The task
Copy the entries exactly, leaving out nothing.

::: Listed entries :::

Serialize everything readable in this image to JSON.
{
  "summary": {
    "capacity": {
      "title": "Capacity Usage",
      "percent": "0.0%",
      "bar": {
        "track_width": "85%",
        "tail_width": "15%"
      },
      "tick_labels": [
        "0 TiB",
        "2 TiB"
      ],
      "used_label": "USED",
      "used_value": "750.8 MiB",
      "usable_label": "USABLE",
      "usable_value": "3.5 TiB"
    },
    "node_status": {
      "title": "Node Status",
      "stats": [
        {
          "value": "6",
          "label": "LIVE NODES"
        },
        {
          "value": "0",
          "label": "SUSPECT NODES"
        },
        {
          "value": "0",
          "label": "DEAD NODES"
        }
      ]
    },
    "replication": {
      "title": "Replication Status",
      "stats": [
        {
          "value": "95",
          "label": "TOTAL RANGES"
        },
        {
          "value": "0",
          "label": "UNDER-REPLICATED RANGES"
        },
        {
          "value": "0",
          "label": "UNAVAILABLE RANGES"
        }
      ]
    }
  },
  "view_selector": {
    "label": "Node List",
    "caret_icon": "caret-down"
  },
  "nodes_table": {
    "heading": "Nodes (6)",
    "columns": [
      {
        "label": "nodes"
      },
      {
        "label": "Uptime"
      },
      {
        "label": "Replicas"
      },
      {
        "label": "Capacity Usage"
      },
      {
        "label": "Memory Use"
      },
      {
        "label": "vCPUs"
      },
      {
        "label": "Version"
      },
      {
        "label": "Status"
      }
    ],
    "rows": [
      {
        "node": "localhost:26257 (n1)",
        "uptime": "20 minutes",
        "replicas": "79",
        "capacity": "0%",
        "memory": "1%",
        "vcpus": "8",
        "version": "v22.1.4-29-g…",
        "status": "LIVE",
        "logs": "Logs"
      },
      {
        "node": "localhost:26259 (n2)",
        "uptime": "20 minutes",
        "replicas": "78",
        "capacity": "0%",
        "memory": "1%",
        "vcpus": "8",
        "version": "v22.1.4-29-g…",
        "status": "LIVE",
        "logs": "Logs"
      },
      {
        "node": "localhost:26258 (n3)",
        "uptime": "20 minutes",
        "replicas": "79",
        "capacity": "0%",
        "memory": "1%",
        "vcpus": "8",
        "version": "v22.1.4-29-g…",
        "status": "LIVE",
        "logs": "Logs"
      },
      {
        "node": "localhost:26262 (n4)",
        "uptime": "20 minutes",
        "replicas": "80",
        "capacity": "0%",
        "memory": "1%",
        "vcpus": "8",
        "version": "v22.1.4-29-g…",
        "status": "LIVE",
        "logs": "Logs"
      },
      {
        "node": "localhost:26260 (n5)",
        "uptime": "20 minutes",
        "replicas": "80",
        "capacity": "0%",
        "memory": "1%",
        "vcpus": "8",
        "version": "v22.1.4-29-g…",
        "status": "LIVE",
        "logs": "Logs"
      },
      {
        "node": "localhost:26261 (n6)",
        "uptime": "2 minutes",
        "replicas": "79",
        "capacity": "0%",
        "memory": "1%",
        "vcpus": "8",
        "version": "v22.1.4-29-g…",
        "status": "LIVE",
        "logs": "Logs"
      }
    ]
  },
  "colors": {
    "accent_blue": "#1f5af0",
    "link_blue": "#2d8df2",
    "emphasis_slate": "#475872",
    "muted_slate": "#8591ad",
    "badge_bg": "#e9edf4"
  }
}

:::

Response box
Serialize everything readable in this image to JSON.
{
  "summary": {
    "capacity": {
      "title": "Capacity Usage",
      "percent": "0.0%",
      "bar": {
        "track_width": "85%",
        "tail_width": "15%"
      },
      "tick_labels": [
        "0 TiB",
        "2 TiB"
      ],
      "used_label": "USED",
      "used_value": "750.8 MiB",
      "usable_label": "USABLE",
      "usable_value": "3.5 TiB"
    },
    "node_status": {
      "title": "Node Status",
      "stats": [
        {
          "value": "6",
          "label": "LIVE NODES"
        },
        {
          "value": "0",
          "label": "SUSPECT NODES"
        },
        {
          "value": "0",
          "label": "DEAD NODES"
        }
      ]
    },
    "replication": {
      "title": "Replication Status",
      "stats": [
        {
          "value": "95",
          "label": "TOTAL RANGES"
        },
        {
          "value": "0",
          "label": "UNDER-REPLICATED RANGES"
        },
        {
          "value": "0",
          "label": "UNAVAILABLE RANGES"
        }
      ]
    }
  },
  "view_selector": {
    "label": "Node List",
    "caret_icon": "caret-down"
  },
  "nodes_table": {
    "heading": "Nodes (6)",
    "columns": [
      {
        "label": "nodes"
      },
      {
        "label": "Uptime"
      },
      {
        "label": "Replicas"
      },
      {
        "label": "Capacity Usage"
      },
      {
        "label": "Memory Use"
      },
      {
        "label": "vCPUs"
      },
      {
        "label": "Version"
      },
      {
        "label": "Status"
      }
    ],
    "rows": [
      {
        "node": "localhost:26257 (n1)",
        "uptime": "20 minutes",
        "replicas": "79",
        "capacity": "0%",
        "memory": "1%",
        "vcpus": "8",
        "version": "v22.1.4-29-g…",
        "status": "LIVE",
        "logs": "Logs"
      },
      {
        "node": "localhost:26259 (n2)",
        "uptime": "20 minutes",
        "replicas": "78",
        "capacity": "0%",
        "memory": "1%",
        "vcpus": "8",
        "version": "v22.1.4-29-g…",
        "status": "LIVE",
        "logs": "Logs"
      },
      {
        "node": "localhost:26258 (n3)",
        "uptime": "20 minutes",
        "replicas": "79",
        "capacity": "0%",
        "memory": "1%",
        "vcpus": "8",
        "version": "v22.1.4-29-g…",
        "status": "LIVE",
        "logs": "Logs"
      },
      {
        "node": "localhost:26262 (n4)",
        "uptime": "20 minutes",
        "replicas": "80",
        "capacity": "0%",
        "memory": "1%",
        "vcpus": "8",
        "version": "v22.1.4-29-g…",
        "status": "LIVE",
        "logs": "Logs"
      },
      {
        "node": "localhost:26260 (n5)",
        "uptime": "20 minutes",
        "replicas": "80",
        "capacity": "0%",
        "memory": "1%",
        "vcpus": "8",
        "version": "v22.1.4-29-g…",
        "status": "LIVE",
        "logs": "Logs"
      },
      {
        "node": "localhost:26261 (n6)",
        "uptime": "2 minutes",
        "replicas": "79",
        "capacity": "0%",
        "memory": "1%",
        "vcpus": "8",
        "version": "v22.1.4-29-g…",
        "status": "LIVE",
        "logs": "Logs"
      }
    ]
  },
  "colors": {
    "accent_blue": "#1f5af0",
    "link_blue": "#2d8df2",
    "emphasis_slate": "#475872",
    "muted_slate": "#8591ad",
    "badge_bg": "#e9edf4"
  }
}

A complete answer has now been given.